November 17, 2004


A Hawk in Bush's Inner Circle Who Flies Under the Radar: Stephen J. Hadley, selected to be the next national security advisor, backs missile defense and is skeptical of arms control pacts. (Paul Richter, November 17, 2004, LA Times)

Because of Hadley's strong ties to Rice and to Vice President Dick Cheney, another former boss, his selection appeared to signal that Bush was looking to further consolidate foreign policy decisions in the hands of his inner circle. Friends and analysts predicted that the 57-year-old lawyer would help the president manage those choices, rather than try to accumulate influence for himself.

"He's very thorough, he's very careful … and I think he'll try to make the office work more efficiently," said Kenneth L. Adelman, a former official in the Reagan administration who knows Hadley well. "He isn't and wouldn't claim to be a strategist like [Henry] Kissinger."

Like others in Bush's inner circle, Hadley has demonstrated his loyalty. His most highly publicized appearance during Bush's first term came when he effectively took the blame for the president's mistaken claim in the 2003 State of the Union address that Iraq had sought to purchase uranium in Africa.

The assertion attracted controversy in July 2003, when it was disclosed that the Central Intelligence Agency had sent the White House two memos raising doubts about the uranium claim. Hadley appeared before reporters at the White House to say that he should have read the memos — and should have kept the erroneous 16 words out of Bush's speech.

"It is now clear to me that I failed in that responsibility," he said. Immediately afterward, Bush aides stressed that Hadley retained Bush's complete confidence and would stay on the job.

On Tuesday, as he announced the selection, Bush called Hadley a "man of wisdom and good judgment" who had "earned my trust."

Bush Nominates Spellings for Education Secretary (Michael Muskal, November 17, 2004, LA Times)
Margaret Spellings, another confidant from President Bush's days as governor of Texas, was nominated today to become secretary of Education. [...]

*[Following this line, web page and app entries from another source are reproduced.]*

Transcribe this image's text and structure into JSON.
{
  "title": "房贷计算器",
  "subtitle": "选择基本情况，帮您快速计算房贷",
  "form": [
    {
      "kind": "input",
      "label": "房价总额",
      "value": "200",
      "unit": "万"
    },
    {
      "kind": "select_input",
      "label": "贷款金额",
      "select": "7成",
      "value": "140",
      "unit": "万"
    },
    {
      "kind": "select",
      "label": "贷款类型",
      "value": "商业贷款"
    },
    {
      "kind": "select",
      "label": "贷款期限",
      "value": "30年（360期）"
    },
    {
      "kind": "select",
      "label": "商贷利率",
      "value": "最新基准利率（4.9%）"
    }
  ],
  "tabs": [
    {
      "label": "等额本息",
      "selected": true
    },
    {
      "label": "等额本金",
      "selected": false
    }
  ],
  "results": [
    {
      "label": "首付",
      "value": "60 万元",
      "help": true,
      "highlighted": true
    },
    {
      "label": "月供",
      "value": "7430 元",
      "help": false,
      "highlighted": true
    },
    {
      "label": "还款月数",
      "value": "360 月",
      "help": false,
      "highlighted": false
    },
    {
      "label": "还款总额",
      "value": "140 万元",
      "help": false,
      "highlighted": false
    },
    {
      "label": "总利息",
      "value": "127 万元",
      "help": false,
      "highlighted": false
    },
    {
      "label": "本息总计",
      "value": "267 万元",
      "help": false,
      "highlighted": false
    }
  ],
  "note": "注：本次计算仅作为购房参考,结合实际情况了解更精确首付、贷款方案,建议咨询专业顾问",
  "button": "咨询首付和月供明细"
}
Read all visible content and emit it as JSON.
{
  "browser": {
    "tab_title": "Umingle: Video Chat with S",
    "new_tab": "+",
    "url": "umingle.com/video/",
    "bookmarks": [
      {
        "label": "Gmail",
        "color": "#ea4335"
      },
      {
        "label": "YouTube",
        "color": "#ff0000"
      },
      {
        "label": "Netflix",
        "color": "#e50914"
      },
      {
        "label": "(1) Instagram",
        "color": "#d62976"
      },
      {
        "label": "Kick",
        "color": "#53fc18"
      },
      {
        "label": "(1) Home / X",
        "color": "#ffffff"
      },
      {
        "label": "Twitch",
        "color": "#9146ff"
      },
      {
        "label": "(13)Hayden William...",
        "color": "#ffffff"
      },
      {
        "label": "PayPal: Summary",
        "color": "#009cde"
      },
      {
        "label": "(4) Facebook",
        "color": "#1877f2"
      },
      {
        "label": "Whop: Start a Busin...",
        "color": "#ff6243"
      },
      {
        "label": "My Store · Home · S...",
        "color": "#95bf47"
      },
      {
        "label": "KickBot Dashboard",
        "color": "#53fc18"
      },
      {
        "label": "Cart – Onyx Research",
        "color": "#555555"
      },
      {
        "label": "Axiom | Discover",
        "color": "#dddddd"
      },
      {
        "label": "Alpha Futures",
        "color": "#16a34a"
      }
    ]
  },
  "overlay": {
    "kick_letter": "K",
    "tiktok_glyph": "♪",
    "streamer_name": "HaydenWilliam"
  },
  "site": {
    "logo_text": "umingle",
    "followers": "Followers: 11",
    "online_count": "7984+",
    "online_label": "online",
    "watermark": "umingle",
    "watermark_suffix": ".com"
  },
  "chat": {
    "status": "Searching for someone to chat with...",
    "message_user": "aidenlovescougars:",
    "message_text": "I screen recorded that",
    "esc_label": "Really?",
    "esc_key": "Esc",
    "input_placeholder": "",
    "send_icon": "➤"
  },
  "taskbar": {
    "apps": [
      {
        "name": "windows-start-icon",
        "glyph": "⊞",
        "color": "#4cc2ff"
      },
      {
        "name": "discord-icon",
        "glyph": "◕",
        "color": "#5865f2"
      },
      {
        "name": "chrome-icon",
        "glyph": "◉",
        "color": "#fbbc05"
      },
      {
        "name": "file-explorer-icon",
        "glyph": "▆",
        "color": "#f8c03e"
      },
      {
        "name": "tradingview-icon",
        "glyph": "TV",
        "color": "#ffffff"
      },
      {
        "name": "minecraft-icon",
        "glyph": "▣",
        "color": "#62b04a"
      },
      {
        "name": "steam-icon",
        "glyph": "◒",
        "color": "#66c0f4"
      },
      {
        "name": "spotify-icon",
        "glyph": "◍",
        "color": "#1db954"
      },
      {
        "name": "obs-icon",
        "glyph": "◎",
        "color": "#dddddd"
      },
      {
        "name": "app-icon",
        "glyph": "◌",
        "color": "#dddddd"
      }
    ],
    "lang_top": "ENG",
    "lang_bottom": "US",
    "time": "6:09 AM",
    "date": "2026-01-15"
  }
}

Spellings, 46, is responsible for the development and implementation of White House policy on education, health, labor, transportation, justice, housing and other elements of Bush's domestic agenda, according to her official biography. She has deliberately kept a very low profile.

She has been called "the most influential woman in Washington that you've never heard of," by Karl Rove, the president's political strategist.

Like some other recent nominations to Bush's second-term Cabinet, Spellings shares a past with Bush. She worked for six years for then-Gov. Bush as the senior advisor to develop education policy. She is credited with such state programs as the push to raise reading scores and with the Student Success Initiative, designed to eliminate social promotion.

Her work was the basis for Bush's No Child Left Behind program that Spellings helped put together from the White House. [...]

The White House also announced that Harriet Miers, the president's deputy chief of staff, will replace Gonzales as counsel. Miers was Bush's personal lawyer in Texas.

If you're going to require loyalty, as this President does, you do well to reward it, as this President does.

Posted by Orrin Judd at November 17, 2004 1:27 PM

Gosh darn it, that "16 words" canard is back? It's quite clear that nothing that Bush said in that sentence has been found to be false. Sheesh, and the media wonders why their credibility is in the toilet.

Posted by: brian at November 17, 2004 1:50 PM


Thanks for the update. Facts and accusations fly by me so fast, I forget what has happened in the last 3 years so I took the article's accusation as true. Even at this late date I wish the President's PR machine (Rove, I guess) would make an effort at stamping out these sorts of remarks.

Posted by: h-man at November 17, 2004 2:45 PM

Mr. Judd: How about a contest to see who correctly picks the cabinet member who gets demonized to fill the vacuum Ashcroft leaving creates?

Posted by: Buttercup at November 17, 2004 4:51 PM


If he keeps appointing women, blacks, Latinos and combinations thereof they may be stumped. Luckily they've got Cheney for about another year.

Posted by: oj at November 17, 2004 5:50 PM

oj: What about Herman Cain? He's adamantly pro-life, though maybe he doesn't say "Jesus" enough to make the left think they can persuade enough people he's scary. He unquestionably deserves a national position.

Posted by: brian at November 17, 2004 7:04 PM


They should definitely find a high profile way to keep him in Republican politics. And Rove should be recruiting Harold Ford and Cory Booker.

Posted by: oj at November 17, 2004 8:03 PM

What is Cory Booker up to these days? I had forgotten about him in all the NJ miasma of late.

Posted by: jim hamlen at November 17, 2004 11:24 PM